On Tuesday, we told you about a South Bend family dealing with an ongoing problem with their neighbors, who have harbored too many cats in the past. The family says the couple next door continues this practice even after complaints.
More than 80 cats were removed from their neighbor’s house in the last two years.
The City of South Bend tells Newscenter 16 they have been looking into the property since 2010. Less than two weeks ago, a lawsuit was filed.
The city is asking the homeowners to give up the cats because they have broken several city codes, according to court documents.
The house is described as a “safe zone for cats” by the people who live there.
But, a lawsuit filed on June 27 paints a different story. The documents state that this property has been a problem spot for South Bend Animal Care and Control for three years. The court papers offer details on more than 40 cats being removed from the property just last year.
Newscenter 16 stopped by the house to ask the homeowner for comment. While he did not want to do an on-camera interview, he said that they have done nothing wrong. Instead, he said he feels that they are just looking out for the cats and even try to find them homes.
“The city kills cats, that’s the whole problem,” he said. “[My wife] has been taking care of animals for years.”
But, that care is brought into question on the pages of the lawsuit. It references “odors and unhealthy conditions” for the cats inside the house.
A warrant for inspection and seizure was even issued last year to go into the property and check on the animals.
Pictures of the cats taken out of this house by the Michiana Feral Cat Initiative illustrate the bad conditions the animals were in. The group got them medical treatment and many of the cats were adopted.
The lawsuit also alleges that the homeowners violated the “three pet limit” in place in South Bend.
Now, the city is asking a judge to require this couple to surrender all of their cats and issue a permanent injunction against them attracting or harboring any animals. This move would mean that the couple won’t be allowed to keep any animals at their house in the future.
There is also mention that if these measures are not taken, the city believes the couple will continue to house too many cats.
According to the South Bend Legal department, this is the only way to protect the health and welfare of the neighborhood.
The court documents are attached to this article.
If there are feral cats in your neighborhood, the Humane Society suggests trapping, neutering and spaying then returning them to the area to keep the population under control.

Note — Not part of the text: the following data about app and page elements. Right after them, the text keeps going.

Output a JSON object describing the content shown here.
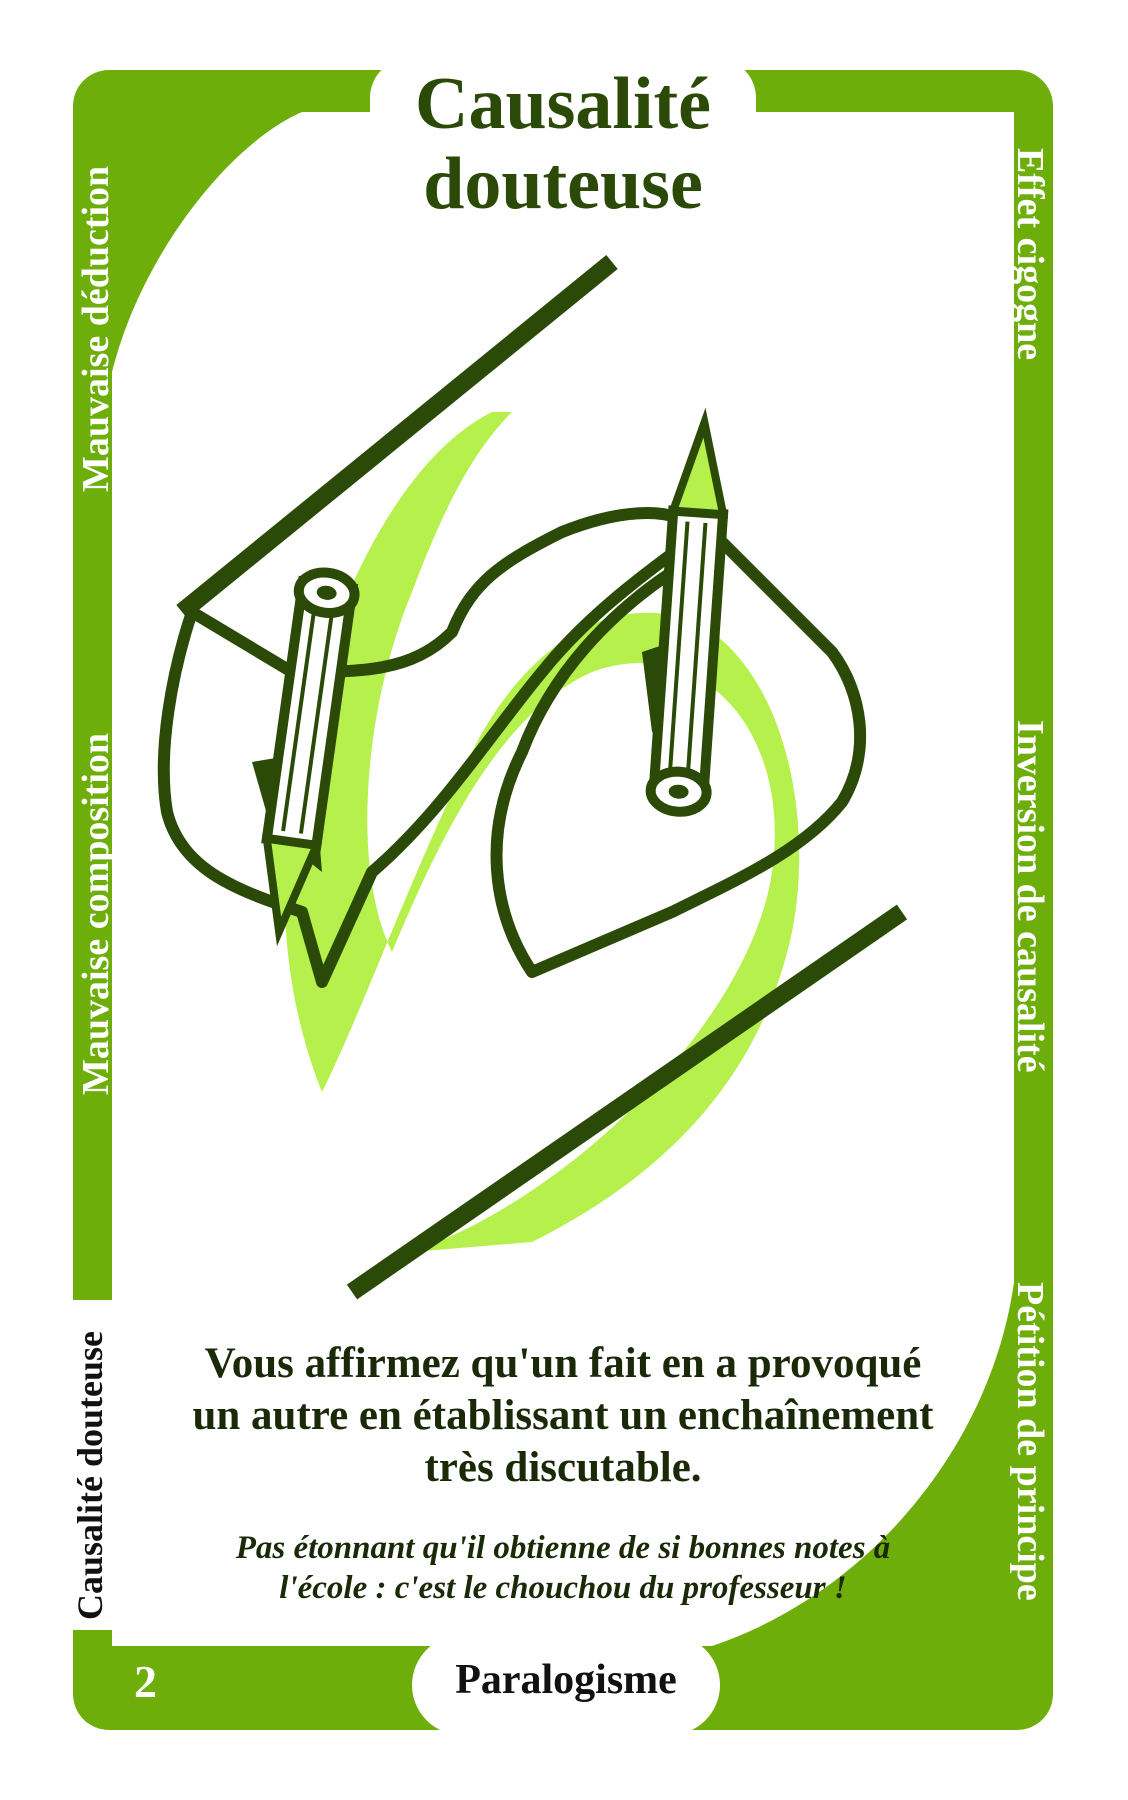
{
  "card": {
    "title_line1": "Causalité",
    "title_line2": "douteuse",
    "number": "2",
    "category": "Paralogisme",
    "description_lines": [
      "Vous affirmez qu'un fait en a provoqué",
      "un autre en établissant un enchaînement",
      "très discutable."
    ],
    "example_lines": [
      "Pas étonnant qu'il obtienne de si bonnes notes à",
      "l'école : c'est le chouchou du professeur !"
    ]
  },
  "side_labels": {
    "left_top": "Mauvaise déduction",
    "left_middle": "Mauvaise composition",
    "left_current": "Causalité douteuse",
    "right_top": "Effet cigogne",
    "right_middle": "Inversion de causalité",
    "right_bottom": "Pétition de principe"
  },
  "colors": {
    "frame_green": "#6eae0a",
    "light_green": "#b6f04c",
    "dark_ink": "#2b4a08"
  },
  "illustration": {
    "icon": "drawing-hands-icon"
  }
}
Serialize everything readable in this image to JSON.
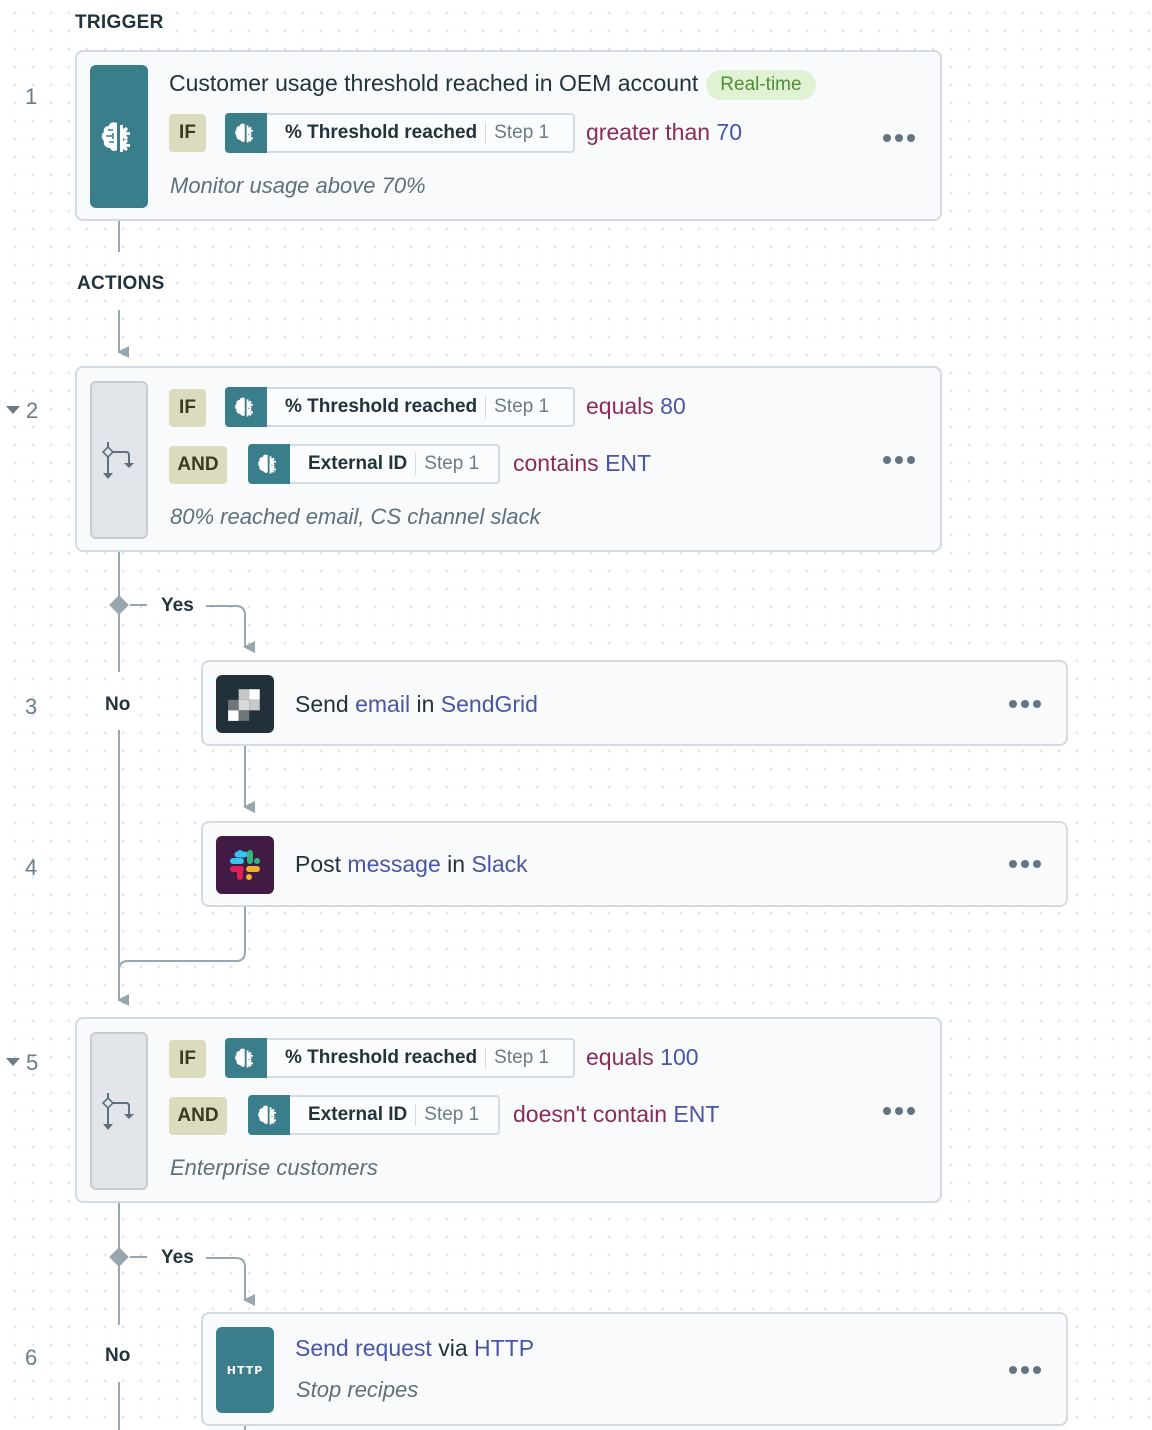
{
  "sections": {
    "trigger": "TRIGGER",
    "actions": "ACTIONS"
  },
  "colors": {
    "app_teal": "#3b7e8b",
    "operator": "#8a2b5a",
    "value_link": "#4a55a6",
    "realtime_badge_bg": "#e1f2d4",
    "realtime_badge_text": "#4d8f34",
    "keyword_bg": "#dcdbbe",
    "connector": "#98a6ae",
    "sendgrid_bg": "#22303a",
    "slack_bg": "#421b45"
  },
  "steps": [
    {
      "number": "1",
      "icon": "brain-gear-icon",
      "title": "Customer usage threshold reached in OEM account",
      "badge": "Real-time",
      "conditions": [
        {
          "keyword": "IF",
          "field": "% Threshold reached",
          "step": "Step 1",
          "operator": "greater than",
          "value": "70"
        }
      ],
      "description": "Monitor usage above 70%",
      "menu": "more-options"
    },
    {
      "number": "2",
      "collapsible": true,
      "icon": "branch-icon",
      "conditions": [
        {
          "keyword": "IF",
          "field": "% Threshold reached",
          "step": "Step 1",
          "operator": "equals",
          "value": "80"
        },
        {
          "keyword": "AND",
          "field": "External ID",
          "step": "Step 1",
          "operator": "contains",
          "value": "ENT"
        }
      ],
      "description": "80% reached email, CS channel slack",
      "branch_yes": "Yes",
      "branch_no": "No"
    },
    {
      "number": "3",
      "icon": "sendgrid-icon",
      "verb": "Send",
      "object": "email",
      "prep": "in",
      "app": "SendGrid"
    },
    {
      "number": "4",
      "icon": "slack-icon",
      "verb": "Post",
      "object": "message",
      "prep": "in",
      "app": "Slack"
    },
    {
      "number": "5",
      "collapsible": true,
      "icon": "branch-icon",
      "conditions": [
        {
          "keyword": "IF",
          "field": "% Threshold reached",
          "step": "Step 1",
          "operator": "equals",
          "value": "100"
        },
        {
          "keyword": "AND",
          "field": "External ID",
          "step": "Step 1",
          "operator": "doesn't contain",
          "value": "ENT"
        }
      ],
      "description": "Enterprise customers",
      "branch_yes": "Yes",
      "branch_no": "No"
    },
    {
      "number": "6",
      "icon": "http-icon",
      "icon_label": "HTTP",
      "verb": "",
      "object": "Send request",
      "prep": "via",
      "app": "HTTP",
      "description": "Stop recipes"
    }
  ]
}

There are low-cost spay/neuter clinics in our community, such as ABC Clinic in Granger.
The City of South Bend said residents can also set out capture cages and contact South Bend Animal Care and Control to pick up the animal.